== Exercise inputs ==
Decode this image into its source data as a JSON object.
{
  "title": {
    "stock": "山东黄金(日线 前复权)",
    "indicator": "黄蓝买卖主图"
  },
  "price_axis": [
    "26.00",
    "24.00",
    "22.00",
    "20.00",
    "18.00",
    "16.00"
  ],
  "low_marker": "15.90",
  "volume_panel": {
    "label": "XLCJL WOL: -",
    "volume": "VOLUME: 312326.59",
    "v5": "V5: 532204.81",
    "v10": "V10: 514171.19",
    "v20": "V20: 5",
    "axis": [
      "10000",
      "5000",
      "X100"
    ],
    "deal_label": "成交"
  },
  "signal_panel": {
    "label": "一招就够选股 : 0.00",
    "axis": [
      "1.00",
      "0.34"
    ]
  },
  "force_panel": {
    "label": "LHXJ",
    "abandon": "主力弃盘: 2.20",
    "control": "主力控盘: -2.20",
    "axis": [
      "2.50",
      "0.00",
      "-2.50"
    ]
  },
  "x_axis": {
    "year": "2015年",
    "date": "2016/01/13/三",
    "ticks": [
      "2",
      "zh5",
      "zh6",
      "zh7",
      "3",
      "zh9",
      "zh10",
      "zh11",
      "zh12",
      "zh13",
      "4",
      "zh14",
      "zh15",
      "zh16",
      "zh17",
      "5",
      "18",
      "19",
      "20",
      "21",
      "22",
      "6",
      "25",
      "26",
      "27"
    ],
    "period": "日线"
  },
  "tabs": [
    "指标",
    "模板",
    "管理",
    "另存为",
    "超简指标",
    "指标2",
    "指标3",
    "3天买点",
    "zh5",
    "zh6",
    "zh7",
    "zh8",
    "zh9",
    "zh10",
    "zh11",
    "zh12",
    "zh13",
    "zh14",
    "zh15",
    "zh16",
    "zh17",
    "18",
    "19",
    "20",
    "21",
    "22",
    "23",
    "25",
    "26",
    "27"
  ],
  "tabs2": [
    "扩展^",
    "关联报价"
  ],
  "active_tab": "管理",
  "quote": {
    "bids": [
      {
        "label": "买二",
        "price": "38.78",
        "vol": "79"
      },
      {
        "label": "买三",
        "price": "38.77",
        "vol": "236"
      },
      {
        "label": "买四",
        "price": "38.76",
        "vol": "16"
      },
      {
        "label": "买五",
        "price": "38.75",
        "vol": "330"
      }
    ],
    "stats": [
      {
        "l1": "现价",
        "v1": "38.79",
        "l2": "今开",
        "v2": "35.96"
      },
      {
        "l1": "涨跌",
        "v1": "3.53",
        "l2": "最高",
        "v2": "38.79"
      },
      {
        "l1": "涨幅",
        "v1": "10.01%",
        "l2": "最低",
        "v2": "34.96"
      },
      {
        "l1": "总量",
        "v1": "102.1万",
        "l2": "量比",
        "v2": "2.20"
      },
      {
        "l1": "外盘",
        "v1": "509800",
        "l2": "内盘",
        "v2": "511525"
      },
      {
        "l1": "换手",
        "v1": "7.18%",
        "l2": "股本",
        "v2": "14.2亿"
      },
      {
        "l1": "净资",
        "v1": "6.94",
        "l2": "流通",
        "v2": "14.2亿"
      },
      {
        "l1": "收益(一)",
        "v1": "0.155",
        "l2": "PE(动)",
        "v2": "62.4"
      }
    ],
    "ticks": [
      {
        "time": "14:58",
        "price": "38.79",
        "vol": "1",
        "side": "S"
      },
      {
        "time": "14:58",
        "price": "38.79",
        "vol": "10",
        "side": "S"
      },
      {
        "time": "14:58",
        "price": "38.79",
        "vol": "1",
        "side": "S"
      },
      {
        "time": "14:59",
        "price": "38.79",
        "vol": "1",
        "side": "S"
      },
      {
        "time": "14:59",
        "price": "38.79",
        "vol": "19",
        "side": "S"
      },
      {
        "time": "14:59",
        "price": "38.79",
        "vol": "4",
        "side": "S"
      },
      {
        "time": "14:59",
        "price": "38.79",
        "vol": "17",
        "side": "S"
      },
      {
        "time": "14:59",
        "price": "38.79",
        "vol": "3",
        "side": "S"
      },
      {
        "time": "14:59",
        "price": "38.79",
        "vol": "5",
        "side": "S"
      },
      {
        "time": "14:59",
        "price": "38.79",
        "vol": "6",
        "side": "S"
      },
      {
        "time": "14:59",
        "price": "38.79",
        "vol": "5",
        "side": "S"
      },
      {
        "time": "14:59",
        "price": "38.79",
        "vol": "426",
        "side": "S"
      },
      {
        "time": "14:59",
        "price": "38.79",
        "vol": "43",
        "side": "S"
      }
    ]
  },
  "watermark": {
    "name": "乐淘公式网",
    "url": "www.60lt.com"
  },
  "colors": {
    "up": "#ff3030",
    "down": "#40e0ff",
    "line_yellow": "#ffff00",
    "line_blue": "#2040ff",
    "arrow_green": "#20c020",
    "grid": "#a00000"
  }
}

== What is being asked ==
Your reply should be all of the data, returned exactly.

== Reply to the exercise ==
Decode this image into its source data as a JSON object.
{
  "title": {
    "stock": "山东黄金(日线 前复权)",
    "indicator": "黄蓝买卖主图"
  },
  "price_axis": [
    "26.00",
    "24.00",
    "22.00",
    "20.00",
    "18.00",
    "16.00"
  ],
  "low_marker": "15.90",
  "volume_panel": {
    "label": "XLCJL WOL: -",
    "volume": "VOLUME: 312326.59",
    "v5": "V5: 532204.81",
    "v10": "V10: 514171.19",
    "v20": "V20: 5",
    "axis": [
      "10000",
      "5000",
      "X100"
    ],
    "deal_label": "成交"
  },
  "signal_panel": {
    "label": "一招就够选股 : 0.00",
    "axis": [
      "1.00",
      "0.34"
    ]
  },
  "force_panel": {
    "label": "LHXJ",
    "abandon": "主力弃盘: 2.20",
    "control": "主力控盘: -2.20",
    "axis": [
      "2.50",
      "0.00",
      "-2.50"
    ]
  },
  "x_axis": {
    "year": "2015年",
    "date": "2016/01/13/三",
    "ticks": [
      "2",
      "zh5",
      "zh6",
      "zh7",
      "3",
      "zh9",
      "zh10",
      "zh11",
      "zh12",
      "zh13",
      "4",
      "zh14",
      "zh15",
      "zh16",
      "zh17",
      "5",
      "18",
      "19",
      "20",
      "21",
      "22",
      "6",
      "25",
      "26",
      "27"
    ],
    "period": "日线"
  },
  "tabs": [
    "指标",
    "模板",
    "管理",
    "另存为",
    "超简指标",
    "指标2",
    "指标3",
    "3天买点",
    "zh5",
    "zh6",
    "zh7",
    "zh8",
    "zh9",
    "zh10",
    "zh11",
    "zh12",
    "zh13",
    "zh14",
    "zh15",
    "zh16",
    "zh17",
    "18",
    "19",
    "20",
    "21",
    "22",
    "23",
    "25",
    "26",
    "27"
  ],
  "tabs2": [
    "扩展^",
    "关联报价"
  ],
  "active_tab": "管理",
  "quote": {
    "bids": [
      {
        "label": "买二",
        "price": "38.78",
        "vol": "79"
      },
      {
        "label": "买三",
        "price": "38.77",
        "vol": "236"
      },
      {
        "label": "买四",
        "price": "38.76",
        "vol": "16"
      },
      {
        "label": "买五",
        "price": "38.75",
        "vol": "330"
      }
    ],
    "stats": [
      {
        "l1": "现价",
        "v1": "38.79",
        "l2": "今开",
        "v2": "35.96"
      },
      {
        "l1": "涨跌",
        "v1": "3.53",
        "l2": "最高",
        "v2": "38.79"
      },
      {
        "l1": "涨幅",
        "v1": "10.01%",
        "l2": "最低",
        "v2": "34.96"
      },
      {
        "l1": "总量",
        "v1": "102.1万",
        "l2": "量比",
        "v2": "2.20"
      },
      {
        "l1": "外盘",
        "v1": "509800",
        "l2": "内盘",
        "v2": "511525"
      },
      {
        "l1": "换手",
        "v1": "7.18%",
        "l2": "股本",
        "v2": "14.2亿"
      },
      {
        "l1": "净资",
        "v1": "6.94",
        "l2": "流通",
        "v2": "14.2亿"
      },
      {
        "l1": "收益(一)",
        "v1": "0.155",
        "l2": "PE(动)",
        "v2": "62.4"
      }
    ],
    "ticks": [
      {
        "time": "14:58",
        "price": "38.79",
        "vol": "1",
        "side": "S"
      },
      {
        "time": "14:58",
        "price": "38.79",
        "vol": "10",
        "side": "S"
      },
      {
        "time": "14:58",
        "price": "38.79",
        "vol": "1",
        "side": "S"
      },
      {
        "time": "14:59",
        "price": "38.79",
        "vol": "1",
        "side": "S"
      },
      {
        "time": "14:59",
        "price": "38.79",
        "vol": "19",
        "side": "S"
      },
      {
        "time": "14:59",
        "price": "38.79",
        "vol": "4",
        "side": "S"
      },
      {
        "time": "14:59",
        "price": "38.79",
        "vol": "17",
        "side": "S"
      },
      {
        "time": "14:59",
        "price": "38.79",
        "vol": "3",
        "side": "S"
      },
      {
        "time": "14:59",
        "price": "38.79",
        "vol": "5",
        "side": "S"
      },
      {
        "time": "14:59",
        "price": "38.79",
        "vol": "6",
        "side": "S"
      },
      {
        "time": "14:59",
        "price": "38.79",
        "vol": "5",
        "side": "S"
      },
      {
        "time": "14:59",
        "price": "38.79",
        "vol": "426",
        "side": "S"
      },
      {
        "time": "14:59",
        "price": "38.79",
        "vol": "43",
        "side": "S"
      }
    ]
  },
  "watermark": {
    "name": "乐淘公式网",
    "url": "www.60lt.com"
  },
  "colors": {
    "up": "#ff3030",
    "down": "#40e0ff",
    "line_yellow": "#ffff00",
    "line_blue": "#2040ff",
    "arrow_green": "#20c020",
    "grid": "#a00000"
  }
}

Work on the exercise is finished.